### WHAT NEEDS TO BE DONE:
Print the listing exactly as it stands, and skip any pictures in it.

### DATA EXCERPTS:
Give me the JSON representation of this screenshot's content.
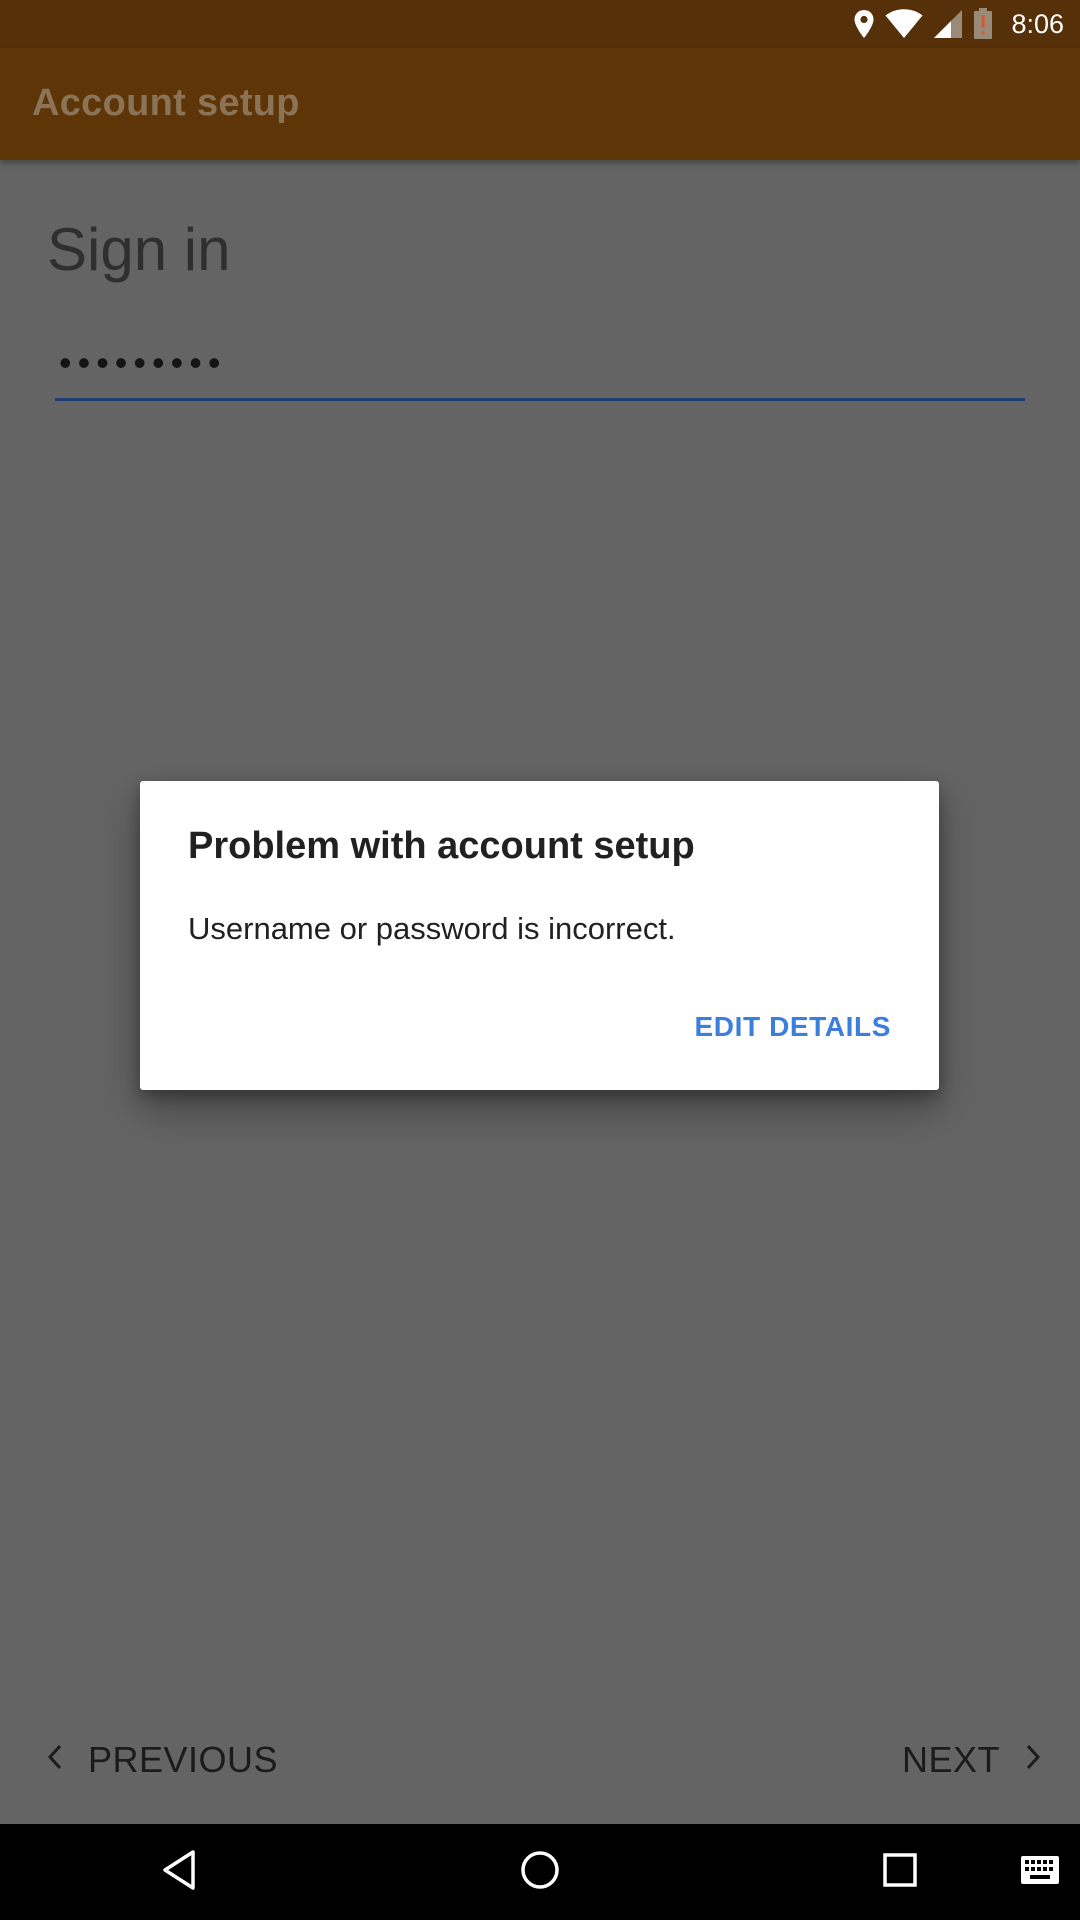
{
  "status_bar": {
    "time": "8:06",
    "icons": [
      "location-icon",
      "wifi-icon",
      "cell-signal-icon",
      "battery-alert-icon"
    ]
  },
  "app_bar": {
    "title": "Account setup"
  },
  "form": {
    "heading": "Sign in",
    "password_value": "•••••••••"
  },
  "wizard_nav": {
    "previous_label": "PREVIOUS",
    "next_label": "NEXT"
  },
  "dialog": {
    "title": "Problem with account setup",
    "message": "Username or password is incorrect.",
    "action_label": "EDIT DETAILS"
  },
  "system_nav": {
    "icons": [
      "back-icon",
      "home-icon",
      "recents-icon",
      "keyboard-icon"
    ]
  },
  "colors": {
    "status_bar": "#563008",
    "app_bar": "#5e3507",
    "scrim_background": "#646464",
    "field_underline": "#1f3d73",
    "dialog_action": "#3b7edb"
  }
}
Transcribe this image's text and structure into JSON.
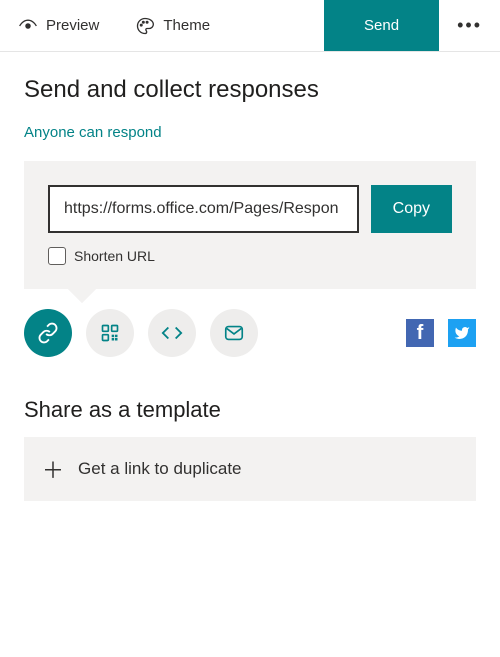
{
  "toolbar": {
    "preview_label": "Preview",
    "theme_label": "Theme",
    "send_label": "Send"
  },
  "send": {
    "heading": "Send and collect responses",
    "respond_label": "Anyone can respond",
    "url_value": "https://forms.office.com/Pages/Respon",
    "copy_label": "Copy",
    "shorten_label": "Shorten URL"
  },
  "template": {
    "heading": "Share as a template",
    "duplicate_label": "Get a link to duplicate"
  },
  "colors": {
    "accent": "#038387"
  }
}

### WRITTEN REPLY:
Give me the JSON representation of this screenshot's content.
{
  "status_bar": {
    "time": "8:06",
    "icons": [
      "location-icon",
      "wifi-icon",
      "cell-signal-icon",
      "battery-alert-icon"
    ]
  },
  "app_bar": {
    "title": "Account setup"
  },
  "form": {
    "heading": "Sign in",
    "password_value": "•••••••••"
  },
  "wizard_nav": {
    "previous_label": "PREVIOUS",
    "next_label": "NEXT"
  },
  "dialog": {
    "title": "Problem with account setup",
    "message": "Username or password is incorrect.",
    "action_label": "EDIT DETAILS"
  },
  "system_nav": {
    "icons": [
      "back-icon",
      "home-icon",
      "recents-icon",
      "keyboard-icon"
    ]
  },
  "colors": {
    "status_bar": "#563008",
    "app_bar": "#5e3507",
    "scrim_background": "#646464",
    "field_underline": "#1f3d73",
    "dialog_action": "#3b7edb"
  }
}
Transcribe this image's text and structure into JSON.
{
  "toolbar": {
    "preview_label": "Preview",
    "theme_label": "Theme",
    "send_label": "Send"
  },
  "send": {
    "heading": "Send and collect responses",
    "respond_label": "Anyone can respond",
    "url_value": "https://forms.office.com/Pages/Respon",
    "copy_label": "Copy",
    "shorten_label": "Shorten URL"
  },
  "template": {
    "heading": "Share as a template",
    "duplicate_label": "Get a link to duplicate"
  },
  "colors": {
    "accent": "#038387"
  }
}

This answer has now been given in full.